[Interface dataset entries]
▬▬▬
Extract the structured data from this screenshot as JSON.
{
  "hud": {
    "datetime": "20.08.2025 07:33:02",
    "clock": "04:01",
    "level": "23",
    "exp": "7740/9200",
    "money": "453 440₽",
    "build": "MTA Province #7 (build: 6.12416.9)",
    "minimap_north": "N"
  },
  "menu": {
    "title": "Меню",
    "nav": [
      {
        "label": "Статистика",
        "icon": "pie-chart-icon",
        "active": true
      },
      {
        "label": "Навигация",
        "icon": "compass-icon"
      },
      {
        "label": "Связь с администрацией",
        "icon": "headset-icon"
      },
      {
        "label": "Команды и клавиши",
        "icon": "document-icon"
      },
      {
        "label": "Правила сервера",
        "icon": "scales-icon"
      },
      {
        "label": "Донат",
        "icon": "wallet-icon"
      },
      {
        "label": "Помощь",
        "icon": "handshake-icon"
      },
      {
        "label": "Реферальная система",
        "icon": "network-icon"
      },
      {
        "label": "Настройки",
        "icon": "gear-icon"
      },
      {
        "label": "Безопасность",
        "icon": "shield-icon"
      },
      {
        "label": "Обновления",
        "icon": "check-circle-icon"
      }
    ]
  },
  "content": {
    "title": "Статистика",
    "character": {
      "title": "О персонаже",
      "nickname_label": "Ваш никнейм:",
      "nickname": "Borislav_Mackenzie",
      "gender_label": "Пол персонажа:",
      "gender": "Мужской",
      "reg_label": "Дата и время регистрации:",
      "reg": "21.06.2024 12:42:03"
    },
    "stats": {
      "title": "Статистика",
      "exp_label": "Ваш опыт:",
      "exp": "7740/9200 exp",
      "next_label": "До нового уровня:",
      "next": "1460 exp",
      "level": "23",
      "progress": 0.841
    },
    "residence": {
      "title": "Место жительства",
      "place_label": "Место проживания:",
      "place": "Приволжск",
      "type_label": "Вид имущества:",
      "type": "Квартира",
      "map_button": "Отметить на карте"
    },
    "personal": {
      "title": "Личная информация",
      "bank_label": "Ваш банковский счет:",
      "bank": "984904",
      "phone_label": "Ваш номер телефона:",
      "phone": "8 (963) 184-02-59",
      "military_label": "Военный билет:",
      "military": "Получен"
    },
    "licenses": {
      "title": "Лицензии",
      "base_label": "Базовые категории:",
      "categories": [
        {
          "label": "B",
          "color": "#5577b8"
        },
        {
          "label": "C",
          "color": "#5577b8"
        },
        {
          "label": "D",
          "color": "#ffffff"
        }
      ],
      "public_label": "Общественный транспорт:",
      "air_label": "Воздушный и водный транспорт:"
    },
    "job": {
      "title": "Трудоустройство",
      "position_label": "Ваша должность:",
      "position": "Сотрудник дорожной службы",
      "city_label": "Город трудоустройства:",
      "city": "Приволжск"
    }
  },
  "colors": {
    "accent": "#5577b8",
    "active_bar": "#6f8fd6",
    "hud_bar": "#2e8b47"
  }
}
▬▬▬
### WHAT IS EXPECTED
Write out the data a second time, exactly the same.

### WRITTEN RESPONSE
Extract the structured data from this screenshot as JSON.
{
  "hud": {
    "datetime": "20.08.2025 07:33:02",
    "clock": "04:01",
    "level": "23",
    "exp": "7740/9200",
    "money": "453 440₽",
    "build": "MTA Province #7 (build: 6.12416.9)",
    "minimap_north": "N"
  },
  "menu": {
    "title": "Меню",
    "nav": [
      {
        "label": "Статистика",
        "icon": "pie-chart-icon",
        "active": true
      },
      {
        "label": "Навигация",
        "icon": "compass-icon"
      },
      {
        "label": "Связь с администрацией",
        "icon": "headset-icon"
      },
      {
        "label": "Команды и клавиши",
        "icon": "document-icon"
      },
      {
        "label": "Правила сервера",
        "icon": "scales-icon"
      },
      {
        "label": "Донат",
        "icon": "wallet-icon"
      },
      {
        "label": "Помощь",
        "icon": "handshake-icon"
      },
      {
        "label": "Реферальная система",
        "icon": "network-icon"
      },
      {
        "label": "Настройки",
        "icon": "gear-icon"
      },
      {
        "label": "Безопасность",
        "icon": "shield-icon"
      },
      {
        "label": "Обновления",
        "icon": "check-circle-icon"
      }
    ]
  },
  "content": {
    "title": "Статистика",
    "character": {
      "title": "О персонаже",
      "nickname_label": "Ваш никнейм:",
      "nickname": "Borislav_Mackenzie",
      "gender_label": "Пол персонажа:",
      "gender": "Мужской",
      "reg_label": "Дата и время регистрации:",
      "reg": "21.06.2024 12:42:03"
    },
    "stats": {
      "title": "Статистика",
      "exp_label": "Ваш опыт:",
      "exp": "7740/9200 exp",
      "next_label": "До нового уровня:",
      "next": "1460 exp",
      "level": "23",
      "progress": 0.841
    },
    "residence": {
      "title": "Место жительства",
      "place_label": "Место проживания:",
      "place": "Приволжск",
      "type_label": "Вид имущества:",
      "type": "Квартира",
      "map_button": "Отметить на карте"
    },
    "personal": {
      "title": "Личная информация",
      "bank_label": "Ваш банковский счет:",
      "bank": "984904",
      "phone_label": "Ваш номер телефона:",
      "phone": "8 (963) 184-02-59",
      "military_label": "Военный билет:",
      "military": "Получен"
    },
    "licenses": {
      "title": "Лицензии",
      "base_label": "Базовые категории:",
      "categories": [
        {
          "label": "B",
          "color": "#5577b8"
        },
        {
          "label": "C",
          "color": "#5577b8"
        },
        {
          "label": "D",
          "color": "#ffffff"
        }
      ],
      "public_label": "Общественный транспорт:",
      "air_label": "Воздушный и водный транспорт:"
    },
    "job": {
      "title": "Трудоустройство",
      "position_label": "Ваша должность:",
      "position": "Сотрудник дорожной службы",
      "city_label": "Город трудоустройства:",
      "city": "Приволжск"
    }
  },
  "colors": {
    "accent": "#5577b8",
    "active_bar": "#6f8fd6",
    "hud_bar": "#2e8b47"
  }
}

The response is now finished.